    Who were the “Duncans” and what did they have to do with the Lorne Hotel?

    Curious about the history of your local drinking hole?

    Well, if you are a Lorne local or have – at some stage in your life – consumed a cold beer, a cheeky Chardy or a mouthwatering Parmi at the Lorne Hotel, or even if you are generally interested in a little bit of local history, then don’t go anywhere as it is…

    … Story time!!!

    It was the year of 1864, brothers Lawrence and Thomas Mountjoy who are generally regarded as the founders of Lorne, built a 2-room dwelling at the Erskine River, which they enlarged in 1868 due to an increase in tourism to the area.

    This dwelling, situated at the confluence of the Erskine River, again underwent extensive extensions in January 1875, almost doubling the accommodation in order to hold the ever-increasing stream of tourists making their way down to the area. As a reaction to this increased tourism, Joseph and Elizabeth Duncan publicly announced their plan to build a licensed Hotel at Loutit Bay.

    The below article appeared in the Geelong advertiser on December 9th, 1875:

    “Loutit Bay, having become so popular a piece of resort by picnic parties and pleasure seekers, Mr. Duncan is about to open an hotel there, most probably on January 1st next. This will add greatly to the attraction of the place, as extra accommodation above that already provided is a want that has long been felt.”

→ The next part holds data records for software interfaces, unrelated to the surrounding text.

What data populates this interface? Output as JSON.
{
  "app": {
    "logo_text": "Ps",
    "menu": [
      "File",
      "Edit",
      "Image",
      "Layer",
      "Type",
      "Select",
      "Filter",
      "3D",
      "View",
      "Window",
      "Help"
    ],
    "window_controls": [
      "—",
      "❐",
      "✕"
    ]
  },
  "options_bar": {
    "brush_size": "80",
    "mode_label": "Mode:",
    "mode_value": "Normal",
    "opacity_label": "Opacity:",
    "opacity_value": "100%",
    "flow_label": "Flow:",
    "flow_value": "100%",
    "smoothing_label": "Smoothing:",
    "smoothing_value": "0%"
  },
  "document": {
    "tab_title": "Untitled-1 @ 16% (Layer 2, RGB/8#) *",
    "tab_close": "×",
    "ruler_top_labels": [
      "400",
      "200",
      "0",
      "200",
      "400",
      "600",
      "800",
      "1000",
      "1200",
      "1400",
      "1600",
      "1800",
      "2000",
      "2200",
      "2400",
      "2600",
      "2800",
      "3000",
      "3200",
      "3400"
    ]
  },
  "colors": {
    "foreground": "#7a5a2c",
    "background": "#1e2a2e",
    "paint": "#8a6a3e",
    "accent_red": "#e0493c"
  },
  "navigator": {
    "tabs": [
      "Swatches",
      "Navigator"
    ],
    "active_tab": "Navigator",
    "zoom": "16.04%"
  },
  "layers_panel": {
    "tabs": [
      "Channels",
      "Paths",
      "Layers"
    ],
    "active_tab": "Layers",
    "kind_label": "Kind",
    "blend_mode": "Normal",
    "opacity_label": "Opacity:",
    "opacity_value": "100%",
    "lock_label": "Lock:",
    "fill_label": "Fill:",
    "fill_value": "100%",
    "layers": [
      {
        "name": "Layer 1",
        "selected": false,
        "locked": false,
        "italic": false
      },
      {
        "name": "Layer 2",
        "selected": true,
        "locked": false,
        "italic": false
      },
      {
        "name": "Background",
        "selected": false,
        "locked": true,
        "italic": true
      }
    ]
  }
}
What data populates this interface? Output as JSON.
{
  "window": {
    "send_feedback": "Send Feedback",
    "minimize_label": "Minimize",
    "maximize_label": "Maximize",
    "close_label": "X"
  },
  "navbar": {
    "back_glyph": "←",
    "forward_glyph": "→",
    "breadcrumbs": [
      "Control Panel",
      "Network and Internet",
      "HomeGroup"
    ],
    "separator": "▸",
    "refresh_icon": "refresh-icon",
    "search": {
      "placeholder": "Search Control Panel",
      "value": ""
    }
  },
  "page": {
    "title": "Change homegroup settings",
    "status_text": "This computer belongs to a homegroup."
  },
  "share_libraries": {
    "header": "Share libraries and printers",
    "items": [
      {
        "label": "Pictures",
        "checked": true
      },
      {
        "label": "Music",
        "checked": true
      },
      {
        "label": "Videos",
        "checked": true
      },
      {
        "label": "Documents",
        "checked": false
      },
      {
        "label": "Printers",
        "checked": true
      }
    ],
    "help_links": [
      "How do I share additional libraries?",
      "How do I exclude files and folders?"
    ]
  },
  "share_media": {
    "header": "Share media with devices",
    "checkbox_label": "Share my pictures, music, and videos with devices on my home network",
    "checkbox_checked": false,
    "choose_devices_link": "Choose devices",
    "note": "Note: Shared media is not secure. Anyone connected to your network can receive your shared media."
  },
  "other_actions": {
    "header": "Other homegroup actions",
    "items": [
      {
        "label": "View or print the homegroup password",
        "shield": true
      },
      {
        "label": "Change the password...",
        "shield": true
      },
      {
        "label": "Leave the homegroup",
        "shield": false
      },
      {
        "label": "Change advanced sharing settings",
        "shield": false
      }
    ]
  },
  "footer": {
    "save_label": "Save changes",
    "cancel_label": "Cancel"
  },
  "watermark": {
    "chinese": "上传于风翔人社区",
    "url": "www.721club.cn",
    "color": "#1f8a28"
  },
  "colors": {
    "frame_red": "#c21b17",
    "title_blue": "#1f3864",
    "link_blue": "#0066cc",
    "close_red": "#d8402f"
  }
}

    The Duncans were right on track, and in January 1876, the Lorne Hotel opened its’ doors to the public.

    John Rooke was the new “Mine-Host” at the Lorne Hotel until Christina Umhauer took control in 1912. The above photograph shows the frontage of the Hotel at Easter 1900. The next lady in charge was Ada Leydin, who, after just under 2 years of being licensee of the Lorne Hotel, had to stand by and watch the Hotel being eaten by flames in November 1919. The fire started during the night and burnt through the entire Hotel. It was moving slow enough for all residents and even the furniture to be saved from the flames, however, due to the lack of water pressure, the building itself could not be saved.

    Rebuilding of the Hotel started in 1920, when a brand new 2-story brick building rose from the ashes. It included 40 bedrooms, smoking rooms, a dining hall, kitchen, electric light and even tennis and croquet lawns as well as a bowling green. Another luxurious feature was the motor garage, which held up to 12 vehicles. Since that day, the Hotel has undergone numerous renovations, another extensive one to leave it looking like it does in the photo from 1990. Do any of you still remember the Pub as it was on the Photo?